Clients benefit in several ways when they include the photographer as part of their creative team. Not only will the shoot go smother and faster, but more importantly, the photos will be just as you want them to be and your budget will go further.

The sooner the photographer is involved in the planning and preparation for the shoot the better.

After the concept and approach are determined in a planning session the client and I usually scout the locations together, if possible. While on location we determine the best time of day for the shoot based on the lighting. Scouting with the client makes it is easier for us to maximize the time at each location during the shoot.

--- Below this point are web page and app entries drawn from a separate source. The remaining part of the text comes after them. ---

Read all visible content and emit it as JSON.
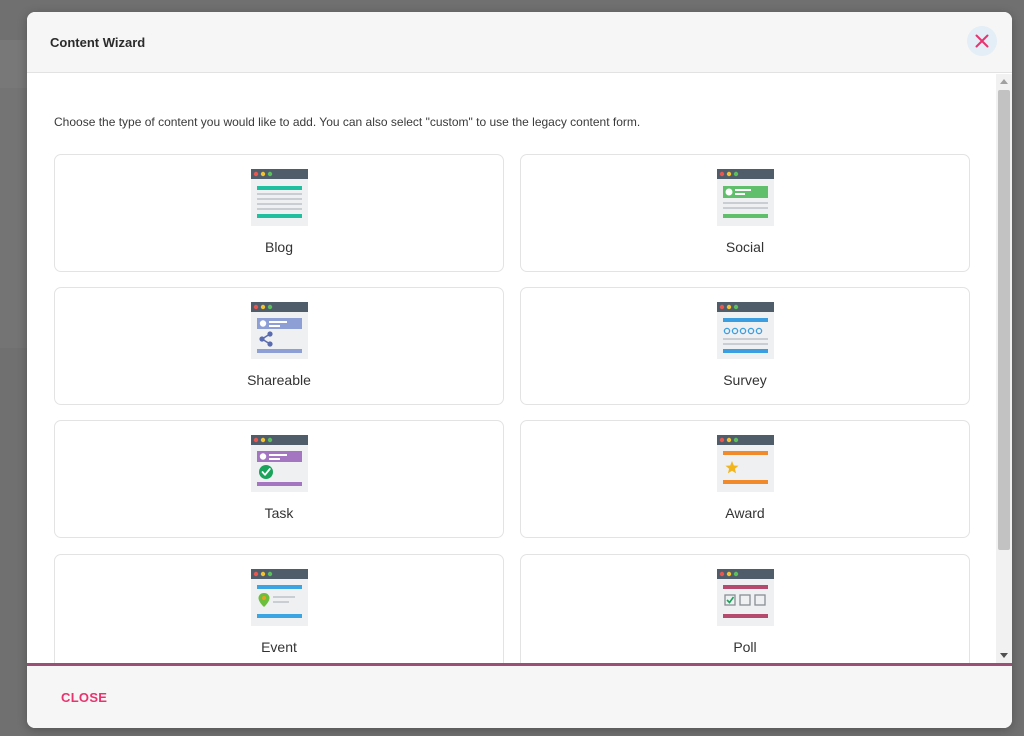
{
  "modal": {
    "title": "Content Wizard",
    "intro": "Choose the type of content you would like to add. You can also select \"custom\" to use the legacy content form.",
    "close_label": "CLOSE"
  },
  "cards": [
    {
      "label": "Blog",
      "icon": "blog-icon",
      "accent": "#1fbfa0"
    },
    {
      "label": "Social",
      "icon": "social-icon",
      "accent": "#5fbf6a"
    },
    {
      "label": "Shareable",
      "icon": "shareable-icon",
      "accent": "#8e9fd6"
    },
    {
      "label": "Survey",
      "icon": "survey-icon",
      "accent": "#3a9ee0"
    },
    {
      "label": "Task",
      "icon": "task-icon",
      "accent": "#a476c2"
    },
    {
      "label": "Award",
      "icon": "award-icon",
      "accent": "#f08a2a"
    },
    {
      "label": "Event",
      "icon": "event-icon",
      "accent": "#3aa5e2"
    },
    {
      "label": "Poll",
      "icon": "poll-icon",
      "accent": "#b54a6e"
    }
  ],
  "colors": {
    "close_accent": "#e8336f",
    "footer_line": "#9b4f74",
    "icon_titlebar": "#4f5d6b"
  }
}
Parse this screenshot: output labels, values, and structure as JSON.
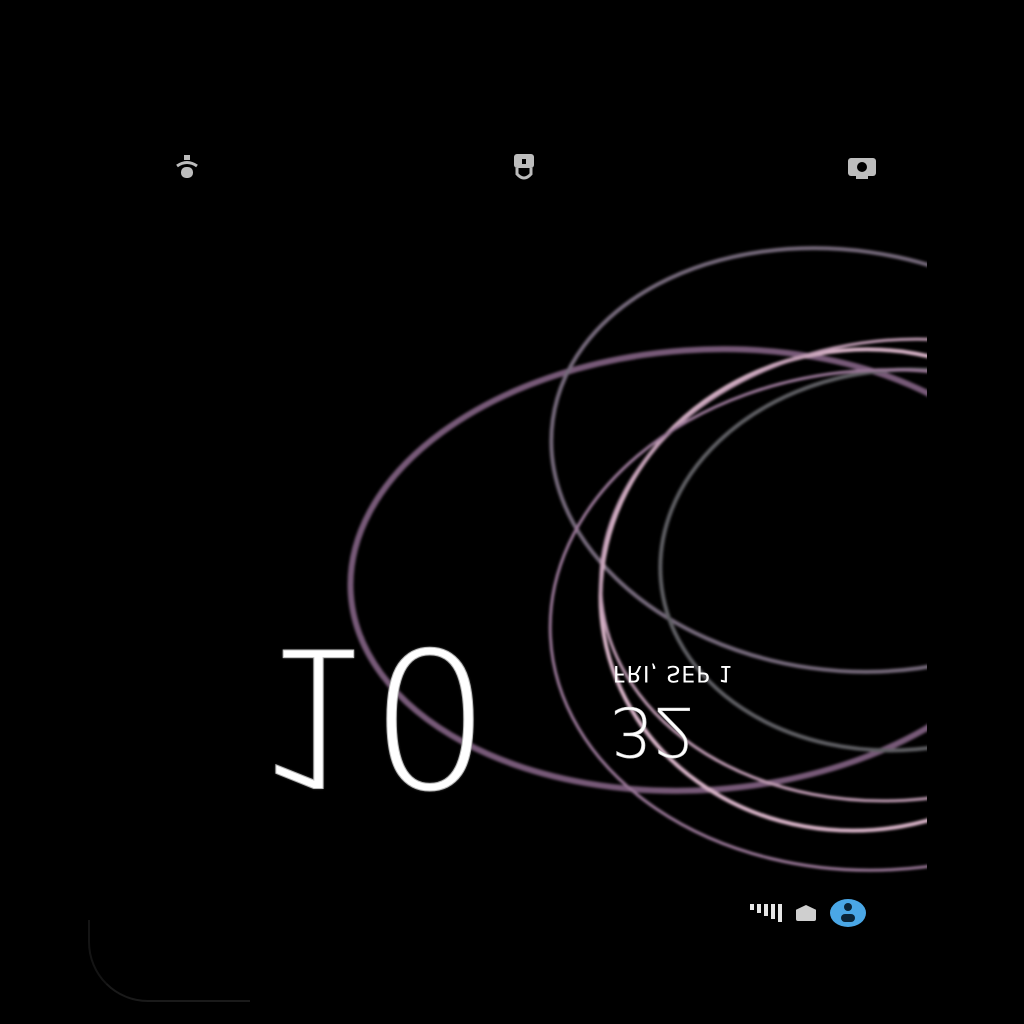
{
  "clock": {
    "hour": "10",
    "minute": "32",
    "date": "FRI, SEP 1"
  },
  "icons": {
    "top_left": "flashlight-icon",
    "top_center": "lock-icon",
    "top_right": "camera-icon",
    "bottom_signal": "signal-bars-icon",
    "bottom_battery": "battery-icon",
    "bottom_app": "app-badge-icon"
  },
  "colors": {
    "background": "#000000",
    "ring_purple": "#8a6a8c",
    "ring_pink": "#d9b8cc",
    "ring_gray": "#6e6e74",
    "accent_blue": "#4aa7e6"
  }
}
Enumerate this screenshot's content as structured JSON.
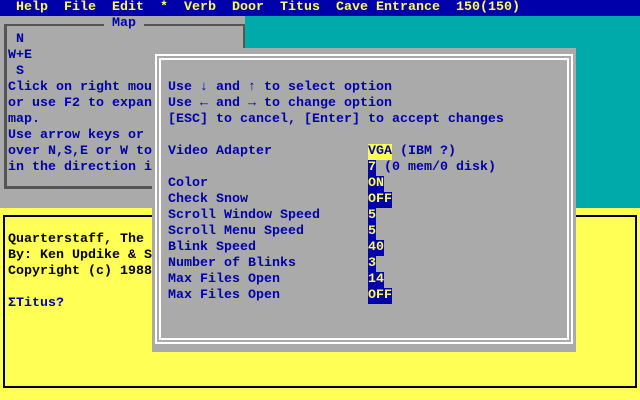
{
  "menubar": {
    "items": [
      "Help",
      "File",
      "Edit",
      "*",
      "Verb",
      "Door",
      "Titus"
    ],
    "location": "Cave Entrance",
    "score": "150(150)"
  },
  "map_panel": {
    "title": "Map",
    "lines": [
      " N",
      "W+E",
      " S",
      "Click on right mou",
      "or use F2 to expan",
      "map.",
      "Use arrow keys or",
      "over N,S,E or W to",
      "in the direction i"
    ]
  },
  "console": {
    "lines": [
      "Quarterstaff, The",
      "By: Ken Updike & S",
      "Copyright (c) 1988"
    ],
    "prompt": "ΣTitus?"
  },
  "dialog": {
    "instructions": [
      "Use ↓ and ↑ to select option",
      "Use ← and → to change option",
      "[ESC] to cancel, [Enter] to accept changes"
    ],
    "options": [
      {
        "label": "Video Adapter",
        "value": "VGA",
        "note": " (IBM ?)",
        "selected": true
      },
      {
        "label": "",
        "value": "7",
        "note": " (0 mem/0 disk)"
      },
      {
        "label": "Color",
        "value": "ON"
      },
      {
        "label": "Check Snow",
        "value": "OFF"
      },
      {
        "label": "Scroll Window Speed",
        "value": "5"
      },
      {
        "label": "Scroll Menu Speed",
        "value": "5"
      },
      {
        "label": "Blink Speed",
        "value": "40"
      },
      {
        "label": "Number of Blinks",
        "value": "3"
      },
      {
        "label": "Max Files Open",
        "value": "14"
      },
      {
        "label": "Max Files Open",
        "value": "OFF"
      }
    ]
  },
  "colors": {
    "menubar_bg": "#0000AA",
    "menubar_fg": "#FFFF55",
    "desktop": "#00AAAA",
    "panel": "#AAAAAA",
    "console_bg": "#FFFF55",
    "text_blue": "#0000AA"
  }
}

During the planning session we discuss the feelings the photos need to invoke in the viewer. By working together from the beginning we are both better able to achieve our objective. Preplanning allows everyone to concentrate on the fine details when it truly counts - on the day of shoot.

During the actual shoot priorities can change. Certain shots emerge, as “must have” pictures, while others may become less essential than initially thought. Going for the best shots and dropping or limiting the others can stretch the budget yet still produce outstanding images.

Here is an example of stretching a photo budget. When working with universities and schools it is more expedient, since most general classrooms look alike, to set-up in only one classroom. The faculty and students rotate through the classroom where all the lights have been placed and the exposure and white balance determined. There is no need to move from building to building. This saves time and money.

Tennesse players celebrate
Tennessee cornerback Janzen Jackson (15)and teammate cornerback Eric Berry (14) celebrate defensive play against Virginia Tech in the Chick-fil-A Bowl on December 31, 2009 in Atlanta, Ga.
As you consider your photo needs consider adding me to you creative team, that decision will save time and money and ensure a more productive and creative photo shoot.

I’m here to help, just give me a call.